Make an exact copy of the records, with the pictures left out.

DATA RECORDS section start

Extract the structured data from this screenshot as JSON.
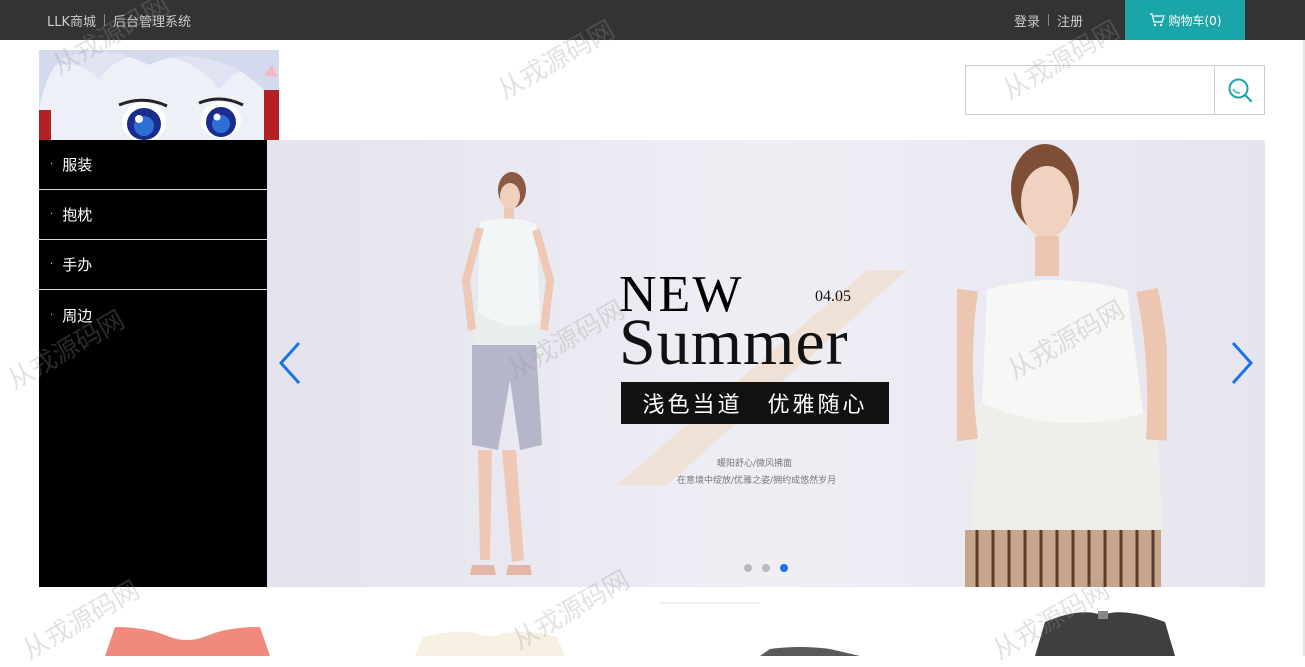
{
  "topbar": {
    "shop_name": "LLK商城",
    "admin_link": "后台管理系统",
    "login": "登录",
    "register": "注册",
    "cart": "购物车(0)"
  },
  "search": {
    "placeholder": ""
  },
  "categories": [
    "服装",
    "抱枕",
    "手办",
    "周边"
  ],
  "banner": {
    "new": "NEW",
    "date": "04.05",
    "summer": "Summer",
    "tagline": "浅色当道　优雅随心",
    "sub1": "暖阳舒心/微风拂面",
    "sub2": "在意境中绽放/优雅之姿/拥约成悠然岁月",
    "slide_count": 3,
    "active_slide": 3
  },
  "watermark": "从戎源码网",
  "colors": {
    "topbar": "#333333",
    "cart": "#1aa5a9",
    "nav": "#000000",
    "arrow": "#1a73e8"
  }
}
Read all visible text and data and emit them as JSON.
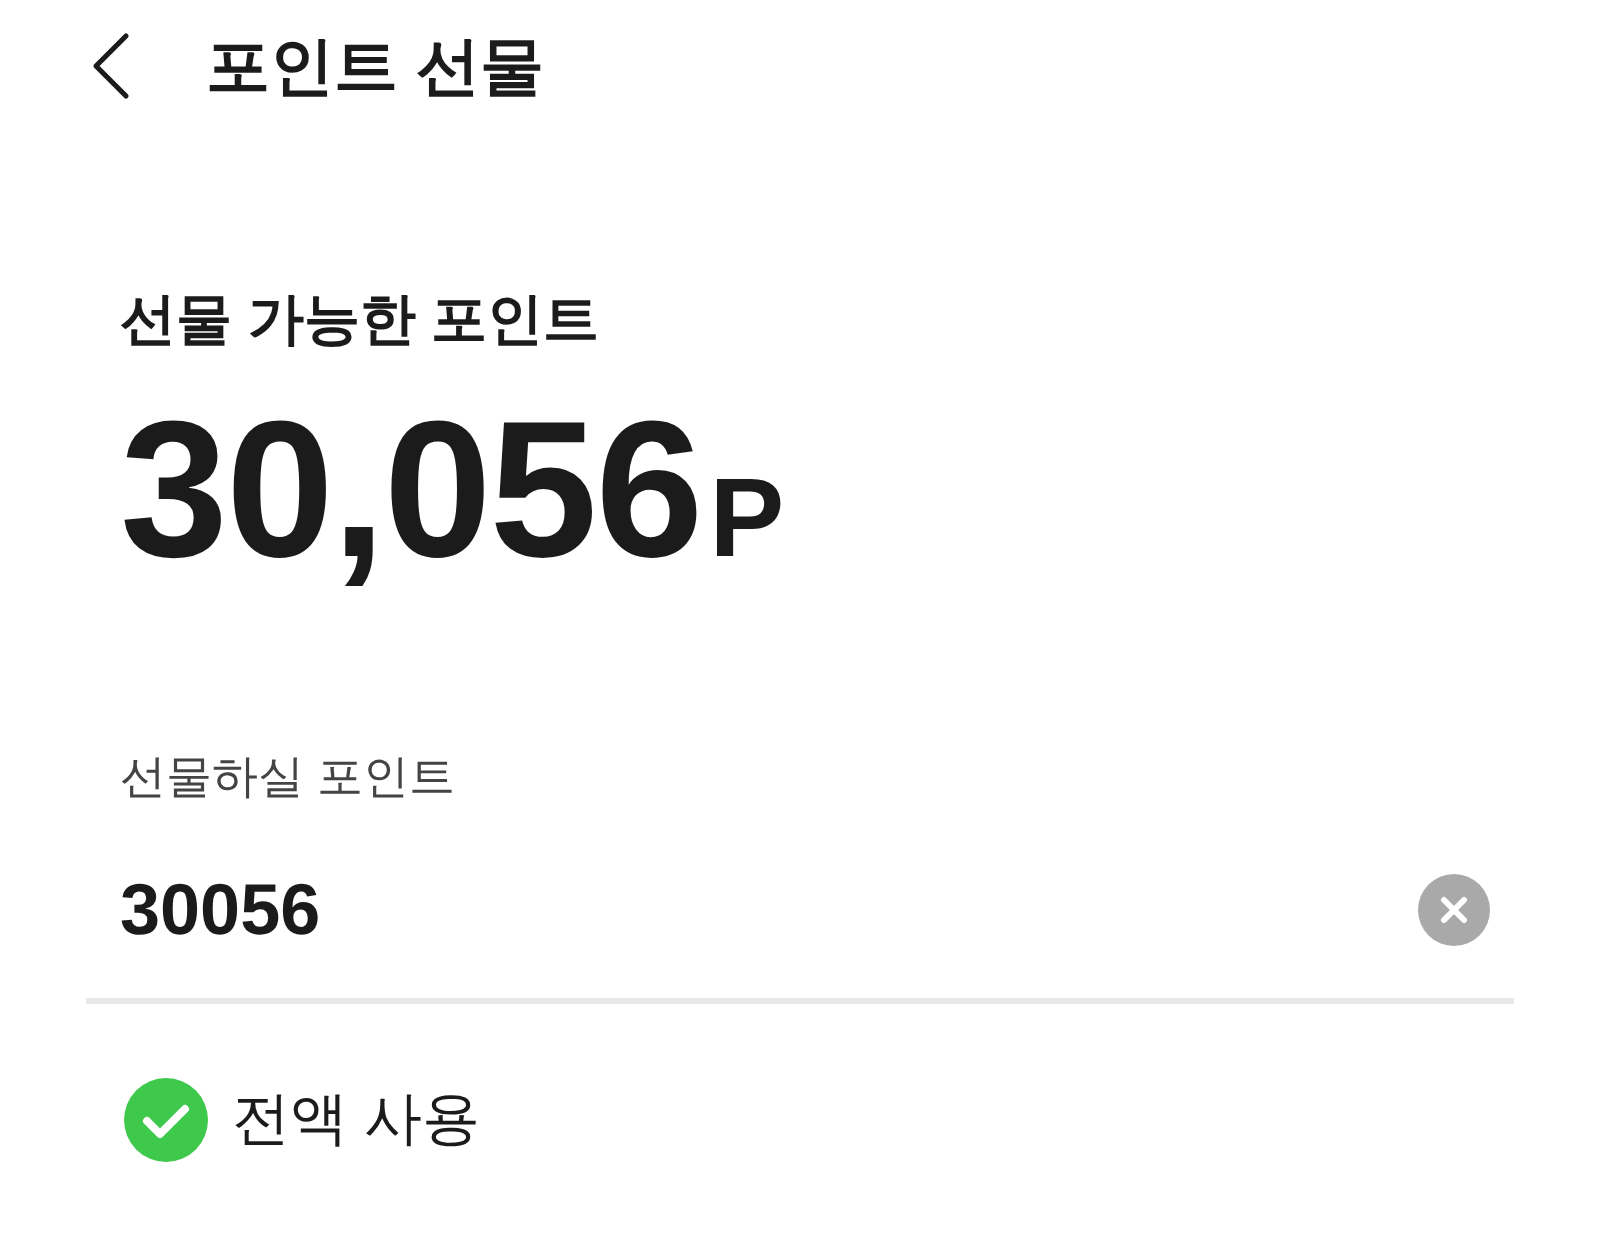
{
  "header": {
    "title": "포인트 선물"
  },
  "available": {
    "label": "선물 가능한 포인트",
    "amount": "30,056",
    "unit": "P"
  },
  "gift_input": {
    "label": "선물하실 포인트",
    "value": "30056"
  },
  "full_amount": {
    "label": "전액 사용",
    "checked": true
  }
}
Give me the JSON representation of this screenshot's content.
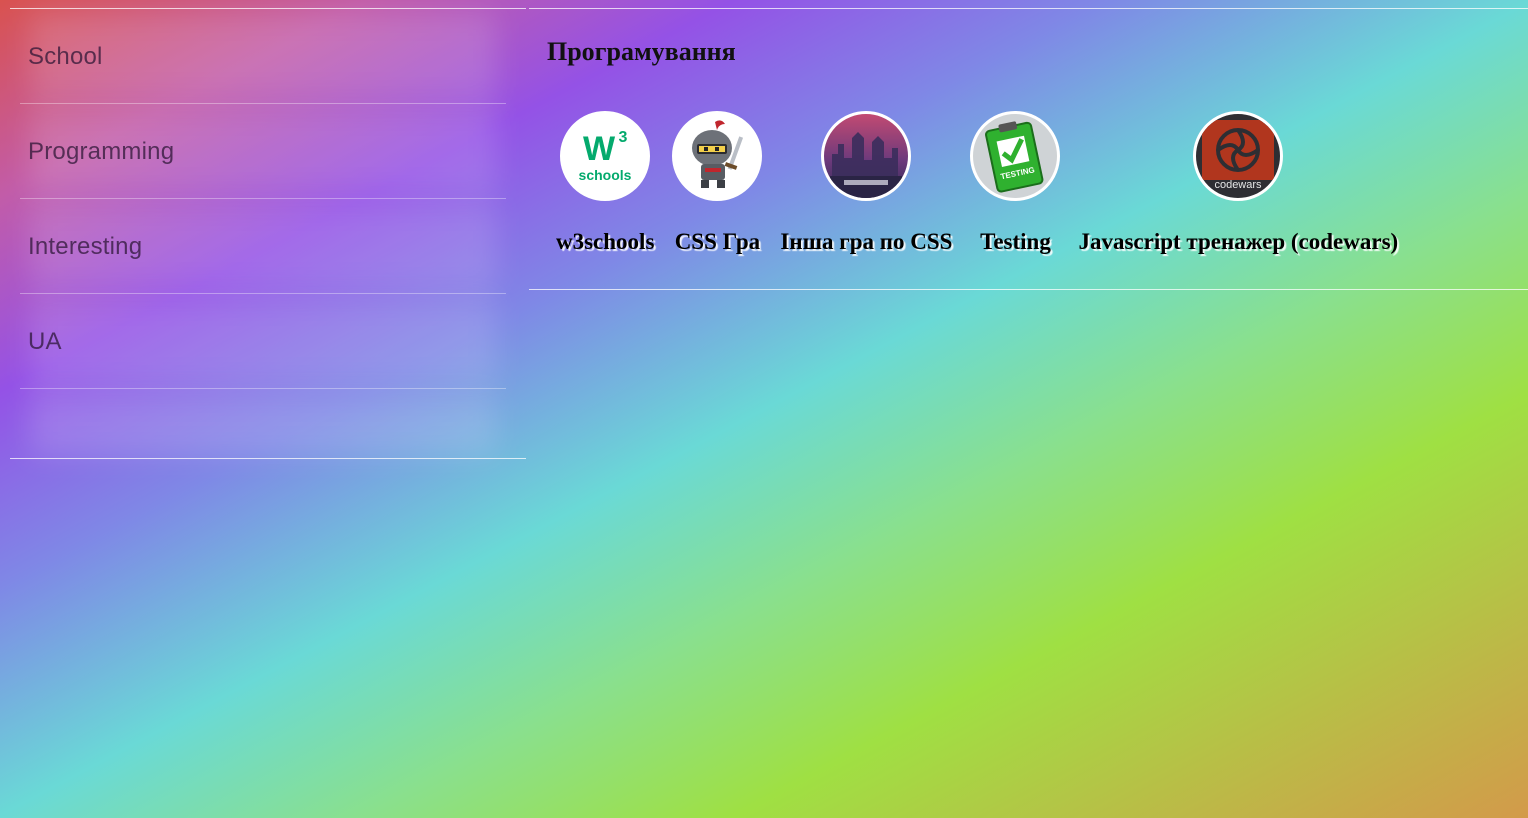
{
  "sidebar": {
    "items": [
      {
        "label": "School"
      },
      {
        "label": "Programming"
      },
      {
        "label": "Interesting"
      },
      {
        "label": "UA"
      }
    ]
  },
  "main": {
    "title": "Програмування",
    "links": [
      {
        "label": "w3schools",
        "icon": "w3schools-logo-icon"
      },
      {
        "label": "CSS Гра",
        "icon": "knight-icon"
      },
      {
        "label": "Інша гра по CSS",
        "icon": "castle-game-icon"
      },
      {
        "label": "Testing",
        "icon": "testing-clipboard-icon"
      },
      {
        "label": "Javascript тренажер (codewars)",
        "icon": "codewars-logo-icon"
      }
    ],
    "logo_texts": {
      "w3_big": "W",
      "w3_sup": "3",
      "w3_small": "schools",
      "testing": "TESTING",
      "codewars": "codewars"
    }
  },
  "colors": {
    "w3_green": "#04aa6d",
    "codewars_red": "#b1361e",
    "testing_green": "#2fb12f"
  }
}
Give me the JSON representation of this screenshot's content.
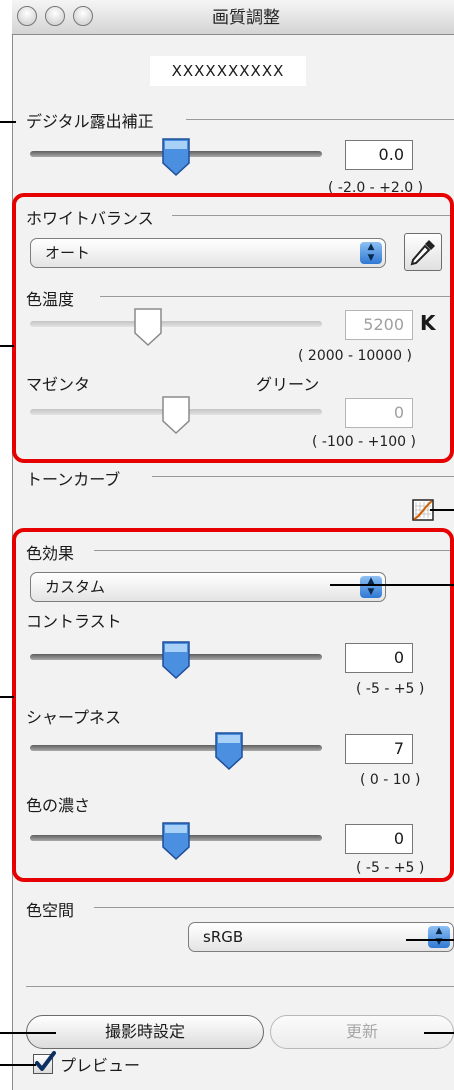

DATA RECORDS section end

_EXERCISE SOLUTION:_
Extract the structured data from this screenshot as JSON.
{
  "topbar": {
    "shop_name": "LLK商城",
    "admin_link": "后台管理系统",
    "login": "登录",
    "register": "注册",
    "cart": "购物车(0)"
  },
  "search": {
    "placeholder": ""
  },
  "categories": [
    "服装",
    "抱枕",
    "手办",
    "周边"
  ],
  "banner": {
    "new": "NEW",
    "date": "04.05",
    "summer": "Summer",
    "tagline": "浅色当道　优雅随心",
    "sub1": "暖阳舒心/微风拂面",
    "sub2": "在意境中绽放/优雅之姿/拥约成悠然岁月",
    "slide_count": 3,
    "active_slide": 3
  },
  "watermark": "从戎源码网",
  "colors": {
    "topbar": "#333333",
    "cart": "#1aa5a9",
    "nav": "#000000",
    "arrow": "#1a73e8"
  }
}
Read all visible text and data and emit them as JSON.
{
  "header": {
    "title": "포인트 선물"
  },
  "available": {
    "label": "선물 가능한 포인트",
    "amount": "30,056",
    "unit": "P"
  },
  "gift_input": {
    "label": "선물하실 포인트",
    "value": "30056"
  },
  "full_amount": {
    "label": "전액 사용",
    "checked": true
  }
}
Give me the JSON representation of this screenshot's content.
{
  "sidebar": {
    "items": [
      {
        "label": "School"
      },
      {
        "label": "Programming"
      },
      {
        "label": "Interesting"
      },
      {
        "label": "UA"
      }
    ]
  },
  "main": {
    "title": "Програмування",
    "links": [
      {
        "label": "w3schools",
        "icon": "w3schools-logo-icon"
      },
      {
        "label": "CSS Гра",
        "icon": "knight-icon"
      },
      {
        "label": "Інша гра по CSS",
        "icon": "castle-game-icon"
      },
      {
        "label": "Testing",
        "icon": "testing-clipboard-icon"
      },
      {
        "label": "Javascript тренажер (codewars)",
        "icon": "codewars-logo-icon"
      }
    ],
    "logo_texts": {
      "w3_big": "W",
      "w3_sup": "3",
      "w3_small": "schools",
      "testing": "TESTING",
      "codewars": "codewars"
    }
  },
  "colors": {
    "w3_green": "#04aa6d",
    "codewars_red": "#b1361e",
    "testing_green": "#2fb12f"
  }
}
Give me the JSON representation of this screenshot's content.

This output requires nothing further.